• INSTRUCTIONS TO FOLLOW: Search the records for the string "Create", and show each line where it appears.

[Element data from apps and pages]
________________________________________

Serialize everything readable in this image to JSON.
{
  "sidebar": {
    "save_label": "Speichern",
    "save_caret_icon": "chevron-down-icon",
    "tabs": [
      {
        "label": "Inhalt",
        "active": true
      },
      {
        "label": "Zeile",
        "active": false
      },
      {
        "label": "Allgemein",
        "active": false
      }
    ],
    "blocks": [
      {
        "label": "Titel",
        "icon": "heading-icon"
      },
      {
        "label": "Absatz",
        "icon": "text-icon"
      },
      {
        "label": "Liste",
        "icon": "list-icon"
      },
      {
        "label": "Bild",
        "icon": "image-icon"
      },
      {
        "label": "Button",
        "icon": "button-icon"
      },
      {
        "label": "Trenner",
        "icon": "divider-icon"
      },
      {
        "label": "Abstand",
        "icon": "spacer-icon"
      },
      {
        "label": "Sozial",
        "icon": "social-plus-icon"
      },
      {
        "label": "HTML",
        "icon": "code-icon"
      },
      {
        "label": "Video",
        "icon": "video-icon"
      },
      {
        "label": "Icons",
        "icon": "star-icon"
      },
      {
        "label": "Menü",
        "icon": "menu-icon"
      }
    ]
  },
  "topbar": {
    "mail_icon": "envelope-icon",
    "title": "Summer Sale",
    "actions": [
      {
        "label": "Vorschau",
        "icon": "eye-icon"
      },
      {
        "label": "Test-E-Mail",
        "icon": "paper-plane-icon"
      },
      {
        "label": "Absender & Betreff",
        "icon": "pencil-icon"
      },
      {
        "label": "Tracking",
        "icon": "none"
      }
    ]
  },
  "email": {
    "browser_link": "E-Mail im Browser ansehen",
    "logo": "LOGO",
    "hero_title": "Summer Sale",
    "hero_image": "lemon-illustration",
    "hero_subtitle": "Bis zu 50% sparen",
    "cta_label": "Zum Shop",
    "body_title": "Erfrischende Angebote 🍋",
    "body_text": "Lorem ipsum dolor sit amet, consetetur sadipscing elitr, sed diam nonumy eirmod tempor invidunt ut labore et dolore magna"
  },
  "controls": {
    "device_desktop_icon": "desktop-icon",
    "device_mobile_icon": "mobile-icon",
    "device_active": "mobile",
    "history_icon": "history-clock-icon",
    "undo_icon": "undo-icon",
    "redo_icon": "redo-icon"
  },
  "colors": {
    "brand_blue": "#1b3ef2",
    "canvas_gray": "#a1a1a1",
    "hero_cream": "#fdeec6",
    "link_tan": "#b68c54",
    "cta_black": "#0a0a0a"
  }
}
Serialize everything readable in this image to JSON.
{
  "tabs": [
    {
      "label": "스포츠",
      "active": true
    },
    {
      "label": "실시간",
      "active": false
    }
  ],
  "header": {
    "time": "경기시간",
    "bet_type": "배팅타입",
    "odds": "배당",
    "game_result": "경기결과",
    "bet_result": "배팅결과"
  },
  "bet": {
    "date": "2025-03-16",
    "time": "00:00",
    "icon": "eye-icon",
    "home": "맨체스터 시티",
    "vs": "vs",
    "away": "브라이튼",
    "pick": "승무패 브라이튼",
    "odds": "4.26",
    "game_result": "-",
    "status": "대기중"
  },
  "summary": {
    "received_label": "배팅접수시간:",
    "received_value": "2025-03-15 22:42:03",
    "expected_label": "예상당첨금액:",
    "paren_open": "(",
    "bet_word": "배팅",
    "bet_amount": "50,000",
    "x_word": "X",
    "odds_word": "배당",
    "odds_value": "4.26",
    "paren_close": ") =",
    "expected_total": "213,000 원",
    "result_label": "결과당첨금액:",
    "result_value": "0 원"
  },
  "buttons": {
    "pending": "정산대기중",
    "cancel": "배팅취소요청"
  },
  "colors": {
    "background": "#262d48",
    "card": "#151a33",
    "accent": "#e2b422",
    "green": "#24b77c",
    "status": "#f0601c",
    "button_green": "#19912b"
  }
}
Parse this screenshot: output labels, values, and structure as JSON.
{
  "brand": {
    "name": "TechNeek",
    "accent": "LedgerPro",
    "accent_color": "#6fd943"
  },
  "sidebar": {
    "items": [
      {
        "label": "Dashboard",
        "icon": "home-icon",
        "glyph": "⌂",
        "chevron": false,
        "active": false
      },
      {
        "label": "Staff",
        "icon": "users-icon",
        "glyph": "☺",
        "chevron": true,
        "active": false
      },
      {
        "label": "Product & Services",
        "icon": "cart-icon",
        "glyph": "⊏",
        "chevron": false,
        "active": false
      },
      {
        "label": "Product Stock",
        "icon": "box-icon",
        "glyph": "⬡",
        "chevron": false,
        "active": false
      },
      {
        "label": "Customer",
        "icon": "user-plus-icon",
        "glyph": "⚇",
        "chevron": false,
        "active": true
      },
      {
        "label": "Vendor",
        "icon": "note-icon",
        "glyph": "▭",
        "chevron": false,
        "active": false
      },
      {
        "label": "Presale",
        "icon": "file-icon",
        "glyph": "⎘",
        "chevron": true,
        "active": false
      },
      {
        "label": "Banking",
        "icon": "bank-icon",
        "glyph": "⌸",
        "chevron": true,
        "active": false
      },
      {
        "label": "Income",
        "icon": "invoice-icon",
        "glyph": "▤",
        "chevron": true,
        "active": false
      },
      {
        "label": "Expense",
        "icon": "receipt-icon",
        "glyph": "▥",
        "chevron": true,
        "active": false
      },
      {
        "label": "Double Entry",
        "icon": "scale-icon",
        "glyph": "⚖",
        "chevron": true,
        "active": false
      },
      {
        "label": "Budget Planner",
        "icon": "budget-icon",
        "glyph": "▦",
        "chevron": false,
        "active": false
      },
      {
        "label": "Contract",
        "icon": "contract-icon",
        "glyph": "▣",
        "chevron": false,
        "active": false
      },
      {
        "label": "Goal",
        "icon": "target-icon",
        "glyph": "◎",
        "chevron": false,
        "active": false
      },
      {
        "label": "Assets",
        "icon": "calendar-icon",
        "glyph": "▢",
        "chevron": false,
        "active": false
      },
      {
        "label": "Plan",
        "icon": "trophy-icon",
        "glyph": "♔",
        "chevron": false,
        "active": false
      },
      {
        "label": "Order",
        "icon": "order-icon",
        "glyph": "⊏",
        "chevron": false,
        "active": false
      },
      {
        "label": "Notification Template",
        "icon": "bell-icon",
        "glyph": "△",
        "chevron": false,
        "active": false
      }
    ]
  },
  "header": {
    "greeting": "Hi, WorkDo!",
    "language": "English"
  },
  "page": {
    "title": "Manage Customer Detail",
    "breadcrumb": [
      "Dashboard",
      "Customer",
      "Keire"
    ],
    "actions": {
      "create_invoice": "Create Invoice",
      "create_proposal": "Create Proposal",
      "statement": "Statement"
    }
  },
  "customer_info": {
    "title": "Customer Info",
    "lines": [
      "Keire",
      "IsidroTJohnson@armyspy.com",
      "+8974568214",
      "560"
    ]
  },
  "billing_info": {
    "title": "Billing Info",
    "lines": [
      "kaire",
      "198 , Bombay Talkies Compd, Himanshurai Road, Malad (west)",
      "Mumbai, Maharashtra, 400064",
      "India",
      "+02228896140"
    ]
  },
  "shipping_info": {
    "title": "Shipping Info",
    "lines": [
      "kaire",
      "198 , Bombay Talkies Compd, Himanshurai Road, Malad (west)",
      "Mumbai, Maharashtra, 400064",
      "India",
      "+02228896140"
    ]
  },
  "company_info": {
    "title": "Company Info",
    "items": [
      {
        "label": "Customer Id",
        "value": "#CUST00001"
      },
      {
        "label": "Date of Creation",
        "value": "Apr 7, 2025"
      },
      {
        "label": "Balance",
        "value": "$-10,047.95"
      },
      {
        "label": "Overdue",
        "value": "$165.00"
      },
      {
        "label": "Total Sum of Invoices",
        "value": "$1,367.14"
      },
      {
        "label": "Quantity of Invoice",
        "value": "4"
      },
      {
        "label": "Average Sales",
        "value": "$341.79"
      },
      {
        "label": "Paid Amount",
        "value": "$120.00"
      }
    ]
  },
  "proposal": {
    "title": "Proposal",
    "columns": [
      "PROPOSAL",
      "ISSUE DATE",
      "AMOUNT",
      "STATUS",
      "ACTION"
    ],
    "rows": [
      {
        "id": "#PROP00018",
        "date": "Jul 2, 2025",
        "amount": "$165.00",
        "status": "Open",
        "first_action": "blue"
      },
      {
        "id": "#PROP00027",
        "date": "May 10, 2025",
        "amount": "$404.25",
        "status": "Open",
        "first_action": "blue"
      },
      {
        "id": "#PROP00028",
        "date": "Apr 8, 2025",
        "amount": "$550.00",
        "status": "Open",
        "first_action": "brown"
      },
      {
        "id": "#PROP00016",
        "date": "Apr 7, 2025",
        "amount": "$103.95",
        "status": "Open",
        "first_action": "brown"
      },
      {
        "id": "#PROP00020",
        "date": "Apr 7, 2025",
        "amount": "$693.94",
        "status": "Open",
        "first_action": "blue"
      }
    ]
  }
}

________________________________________

• EXPECTED OUTPUT:
      "create_invoice": "Create Invoice",
      "create_proposal": "Create Proposal",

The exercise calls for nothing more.